ABOUT THIS EXERCISE
Look through the entries for the string "Center", and copy each line that holds it.

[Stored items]

● ● ● ●

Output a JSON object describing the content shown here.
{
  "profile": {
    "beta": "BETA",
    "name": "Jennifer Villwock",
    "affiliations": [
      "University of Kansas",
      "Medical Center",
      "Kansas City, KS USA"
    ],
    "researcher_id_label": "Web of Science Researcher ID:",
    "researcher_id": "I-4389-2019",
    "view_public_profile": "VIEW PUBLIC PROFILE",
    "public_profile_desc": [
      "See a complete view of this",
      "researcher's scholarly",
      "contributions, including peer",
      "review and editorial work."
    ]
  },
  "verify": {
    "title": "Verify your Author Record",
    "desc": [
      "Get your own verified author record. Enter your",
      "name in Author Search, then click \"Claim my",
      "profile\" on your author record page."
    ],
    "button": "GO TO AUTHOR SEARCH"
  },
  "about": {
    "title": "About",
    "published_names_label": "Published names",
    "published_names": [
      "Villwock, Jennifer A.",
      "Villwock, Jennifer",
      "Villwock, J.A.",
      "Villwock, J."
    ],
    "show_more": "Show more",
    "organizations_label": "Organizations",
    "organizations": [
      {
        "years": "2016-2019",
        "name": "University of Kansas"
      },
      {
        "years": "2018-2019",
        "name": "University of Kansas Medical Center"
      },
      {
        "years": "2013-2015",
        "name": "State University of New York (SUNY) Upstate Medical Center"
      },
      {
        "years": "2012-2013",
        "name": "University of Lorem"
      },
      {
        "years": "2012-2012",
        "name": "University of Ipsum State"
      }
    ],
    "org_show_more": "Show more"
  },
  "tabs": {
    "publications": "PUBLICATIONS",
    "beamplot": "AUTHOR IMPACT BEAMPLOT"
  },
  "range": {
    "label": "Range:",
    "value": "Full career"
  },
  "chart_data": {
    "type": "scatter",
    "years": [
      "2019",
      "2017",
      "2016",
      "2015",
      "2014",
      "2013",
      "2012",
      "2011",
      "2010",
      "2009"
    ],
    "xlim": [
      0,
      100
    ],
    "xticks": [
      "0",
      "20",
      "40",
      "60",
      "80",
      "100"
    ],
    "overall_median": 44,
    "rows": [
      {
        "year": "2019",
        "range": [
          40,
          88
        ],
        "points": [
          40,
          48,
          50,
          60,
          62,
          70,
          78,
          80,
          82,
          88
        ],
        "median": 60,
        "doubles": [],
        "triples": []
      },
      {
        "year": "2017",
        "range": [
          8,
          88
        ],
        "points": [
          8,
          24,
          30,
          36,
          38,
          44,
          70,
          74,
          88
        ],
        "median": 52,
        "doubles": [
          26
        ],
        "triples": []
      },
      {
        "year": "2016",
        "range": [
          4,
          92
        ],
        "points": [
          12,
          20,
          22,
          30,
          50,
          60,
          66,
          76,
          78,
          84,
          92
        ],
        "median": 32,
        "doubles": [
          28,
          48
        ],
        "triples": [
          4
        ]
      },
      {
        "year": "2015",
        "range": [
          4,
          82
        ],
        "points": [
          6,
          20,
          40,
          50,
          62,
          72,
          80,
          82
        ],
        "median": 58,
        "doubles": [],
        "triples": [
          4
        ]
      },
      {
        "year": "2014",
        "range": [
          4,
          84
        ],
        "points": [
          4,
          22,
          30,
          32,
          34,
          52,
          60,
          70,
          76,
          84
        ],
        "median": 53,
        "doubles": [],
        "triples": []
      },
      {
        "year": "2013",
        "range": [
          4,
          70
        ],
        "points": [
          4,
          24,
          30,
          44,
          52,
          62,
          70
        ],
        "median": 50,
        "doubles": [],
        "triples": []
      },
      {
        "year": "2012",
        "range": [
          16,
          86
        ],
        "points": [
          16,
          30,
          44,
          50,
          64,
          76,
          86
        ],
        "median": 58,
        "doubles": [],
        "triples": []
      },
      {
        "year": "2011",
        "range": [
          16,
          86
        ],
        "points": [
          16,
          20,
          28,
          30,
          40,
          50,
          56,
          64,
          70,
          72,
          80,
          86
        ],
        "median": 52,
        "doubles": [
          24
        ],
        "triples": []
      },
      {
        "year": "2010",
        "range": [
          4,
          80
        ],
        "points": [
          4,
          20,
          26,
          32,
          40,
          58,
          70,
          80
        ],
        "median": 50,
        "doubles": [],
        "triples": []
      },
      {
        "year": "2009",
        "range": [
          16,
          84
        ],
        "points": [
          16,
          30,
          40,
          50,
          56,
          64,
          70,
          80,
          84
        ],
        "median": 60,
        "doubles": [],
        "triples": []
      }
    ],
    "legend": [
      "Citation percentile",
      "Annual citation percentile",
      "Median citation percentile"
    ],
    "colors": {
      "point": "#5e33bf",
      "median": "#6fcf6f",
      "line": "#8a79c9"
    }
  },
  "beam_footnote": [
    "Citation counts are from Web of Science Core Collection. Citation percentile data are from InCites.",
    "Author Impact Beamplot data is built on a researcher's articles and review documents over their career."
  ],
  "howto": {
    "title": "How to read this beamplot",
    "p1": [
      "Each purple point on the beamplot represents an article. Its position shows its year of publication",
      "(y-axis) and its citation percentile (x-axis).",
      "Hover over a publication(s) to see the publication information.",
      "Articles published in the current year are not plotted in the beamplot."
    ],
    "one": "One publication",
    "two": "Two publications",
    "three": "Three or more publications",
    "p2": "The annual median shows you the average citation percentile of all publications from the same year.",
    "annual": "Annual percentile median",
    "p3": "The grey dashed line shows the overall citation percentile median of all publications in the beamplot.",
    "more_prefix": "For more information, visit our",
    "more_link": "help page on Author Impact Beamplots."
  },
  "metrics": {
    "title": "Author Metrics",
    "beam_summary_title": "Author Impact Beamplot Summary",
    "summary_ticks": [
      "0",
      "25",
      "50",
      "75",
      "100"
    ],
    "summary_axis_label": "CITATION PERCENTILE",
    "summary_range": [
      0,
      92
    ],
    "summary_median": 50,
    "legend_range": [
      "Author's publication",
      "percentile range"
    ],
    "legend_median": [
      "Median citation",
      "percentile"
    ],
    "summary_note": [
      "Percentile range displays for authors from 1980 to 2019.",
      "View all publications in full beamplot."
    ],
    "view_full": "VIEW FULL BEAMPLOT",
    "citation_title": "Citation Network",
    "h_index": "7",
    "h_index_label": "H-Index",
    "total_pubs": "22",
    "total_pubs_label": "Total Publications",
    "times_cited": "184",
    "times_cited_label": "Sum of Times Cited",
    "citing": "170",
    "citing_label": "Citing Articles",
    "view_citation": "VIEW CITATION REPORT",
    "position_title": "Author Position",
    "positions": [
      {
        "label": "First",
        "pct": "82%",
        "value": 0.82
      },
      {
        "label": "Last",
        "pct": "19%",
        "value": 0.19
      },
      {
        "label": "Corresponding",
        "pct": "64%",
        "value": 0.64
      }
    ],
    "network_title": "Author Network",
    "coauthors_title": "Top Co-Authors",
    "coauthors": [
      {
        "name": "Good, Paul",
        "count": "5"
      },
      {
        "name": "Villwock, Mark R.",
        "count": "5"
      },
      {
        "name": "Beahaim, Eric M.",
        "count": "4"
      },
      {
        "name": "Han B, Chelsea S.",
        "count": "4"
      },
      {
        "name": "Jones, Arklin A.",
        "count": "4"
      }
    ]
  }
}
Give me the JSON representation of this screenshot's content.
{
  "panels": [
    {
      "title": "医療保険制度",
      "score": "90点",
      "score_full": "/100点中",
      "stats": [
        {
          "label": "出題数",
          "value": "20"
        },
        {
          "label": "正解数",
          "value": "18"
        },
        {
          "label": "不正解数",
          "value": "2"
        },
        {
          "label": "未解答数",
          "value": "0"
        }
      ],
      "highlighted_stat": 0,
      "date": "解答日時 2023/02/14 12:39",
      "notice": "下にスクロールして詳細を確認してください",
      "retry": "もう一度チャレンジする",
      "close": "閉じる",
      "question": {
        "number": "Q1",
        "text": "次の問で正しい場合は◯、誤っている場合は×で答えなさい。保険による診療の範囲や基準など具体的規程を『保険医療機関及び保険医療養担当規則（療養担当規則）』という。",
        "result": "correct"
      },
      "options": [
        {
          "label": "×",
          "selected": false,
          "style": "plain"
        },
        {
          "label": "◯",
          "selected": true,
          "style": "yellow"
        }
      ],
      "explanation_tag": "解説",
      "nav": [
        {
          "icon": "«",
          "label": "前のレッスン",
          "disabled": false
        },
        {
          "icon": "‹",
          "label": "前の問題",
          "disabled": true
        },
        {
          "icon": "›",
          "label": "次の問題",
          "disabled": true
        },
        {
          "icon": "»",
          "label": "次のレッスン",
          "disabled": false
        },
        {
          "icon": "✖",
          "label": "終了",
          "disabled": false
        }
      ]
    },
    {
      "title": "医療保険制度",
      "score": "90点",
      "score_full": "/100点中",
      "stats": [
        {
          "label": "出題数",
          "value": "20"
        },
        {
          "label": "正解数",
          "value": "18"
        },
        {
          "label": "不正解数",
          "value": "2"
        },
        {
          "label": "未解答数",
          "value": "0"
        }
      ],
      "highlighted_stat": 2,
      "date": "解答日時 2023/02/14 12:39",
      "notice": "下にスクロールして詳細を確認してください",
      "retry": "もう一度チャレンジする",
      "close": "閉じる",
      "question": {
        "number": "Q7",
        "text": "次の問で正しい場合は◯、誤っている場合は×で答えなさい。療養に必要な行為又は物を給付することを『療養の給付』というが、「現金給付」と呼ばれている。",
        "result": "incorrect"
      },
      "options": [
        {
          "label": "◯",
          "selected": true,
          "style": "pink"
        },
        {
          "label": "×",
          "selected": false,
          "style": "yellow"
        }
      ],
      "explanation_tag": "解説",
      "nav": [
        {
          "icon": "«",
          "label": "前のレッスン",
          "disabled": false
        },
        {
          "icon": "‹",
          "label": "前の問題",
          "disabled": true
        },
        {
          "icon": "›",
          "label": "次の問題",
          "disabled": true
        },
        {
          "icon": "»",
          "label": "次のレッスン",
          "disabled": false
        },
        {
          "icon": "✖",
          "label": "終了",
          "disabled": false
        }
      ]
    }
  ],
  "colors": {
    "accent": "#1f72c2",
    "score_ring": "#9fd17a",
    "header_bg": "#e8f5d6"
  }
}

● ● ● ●

ANSWER AREA
      "Medical Center",
        "name": "University of Kansas Medical Center"
        "name": "State University of New York (SUNY) Upstate Medical Center"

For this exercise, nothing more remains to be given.